=== Section Start ===
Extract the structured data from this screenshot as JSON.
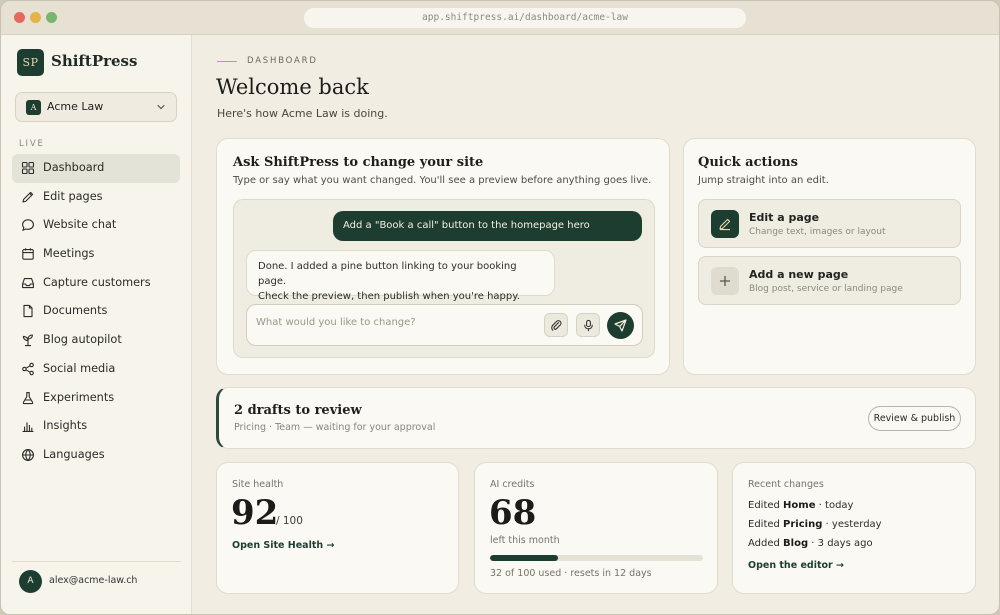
{
  "browser": {
    "url": "app.shiftpress.ai/dashboard/acme-law"
  },
  "brand": {
    "mark": "SP",
    "name": "ShiftPress"
  },
  "workspace": {
    "avatar": "A",
    "name": "Acme Law"
  },
  "sidebar": {
    "section_label": "LIVE",
    "items": [
      {
        "label": "Dashboard",
        "icon": "grid-icon",
        "active": true
      },
      {
        "label": "Edit pages",
        "icon": "pencil-icon"
      },
      {
        "label": "Website chat",
        "icon": "chat-bubble-icon"
      },
      {
        "label": "Meetings",
        "icon": "calendar-icon"
      },
      {
        "label": "Capture customers",
        "icon": "inbox-icon"
      },
      {
        "label": "Documents",
        "icon": "document-icon"
      },
      {
        "label": "Blog autopilot",
        "icon": "plant-icon"
      },
      {
        "label": "Social media",
        "icon": "share-icon"
      },
      {
        "label": "Experiments",
        "icon": "flask-icon"
      },
      {
        "label": "Insights",
        "icon": "bar-chart-icon"
      },
      {
        "label": "Languages",
        "icon": "globe-icon"
      }
    ],
    "user": {
      "avatar": "A",
      "email": "alex@acme-law.ch"
    }
  },
  "header": {
    "eyebrow": "DASHBOARD",
    "title": "Welcome back",
    "subtitle": "Here's how Acme Law is doing."
  },
  "ask": {
    "title": "Ask ShiftPress to change your site",
    "subtitle": "Type or say what you want changed. You'll see a preview before anything goes live.",
    "user_message": "Add a \"Book a call\" button to the homepage hero",
    "ai_message_line1": "Done. I added a pine button linking to your booking page.",
    "ai_message_line2": "Check the preview, then publish when you're happy.",
    "input_placeholder": "What would you like to change?"
  },
  "quick_actions": {
    "title": "Quick actions",
    "subtitle": "Jump straight into an edit.",
    "items": [
      {
        "title": "Edit a page",
        "subtitle": "Change text, images or layout",
        "icon": "pencil-icon"
      },
      {
        "title": "Add a new page",
        "subtitle": "Blog post, service or landing page",
        "icon": "plus-icon"
      }
    ]
  },
  "drafts": {
    "title": "2 drafts to review",
    "subtitle": "Pricing · Team — waiting for your approval",
    "button": "Review & publish"
  },
  "site_health": {
    "label": "Site health",
    "value": "92",
    "suffix": "/ 100",
    "link": "Open Site Health →"
  },
  "credits": {
    "label": "AI credits",
    "value": "68",
    "sub": "left this month",
    "used_fraction": 0.32,
    "meta": "32 of 100 used · resets in 12 days"
  },
  "recent": {
    "label": "Recent changes",
    "rows": [
      {
        "prefix": "Edited ",
        "target": "Home",
        "suffix": " · today"
      },
      {
        "prefix": "Edited ",
        "target": "Pricing",
        "suffix": " · yesterday"
      },
      {
        "prefix": "Added ",
        "target": "Blog",
        "suffix": " · 3 days ago"
      }
    ],
    "link": "Open the editor →"
  },
  "colors": {
    "accent": "#1e3d31",
    "background": "#f1ede3",
    "gold": "#c69b5b"
  }
}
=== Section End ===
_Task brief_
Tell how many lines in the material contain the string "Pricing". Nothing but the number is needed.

_Solution to this task_
2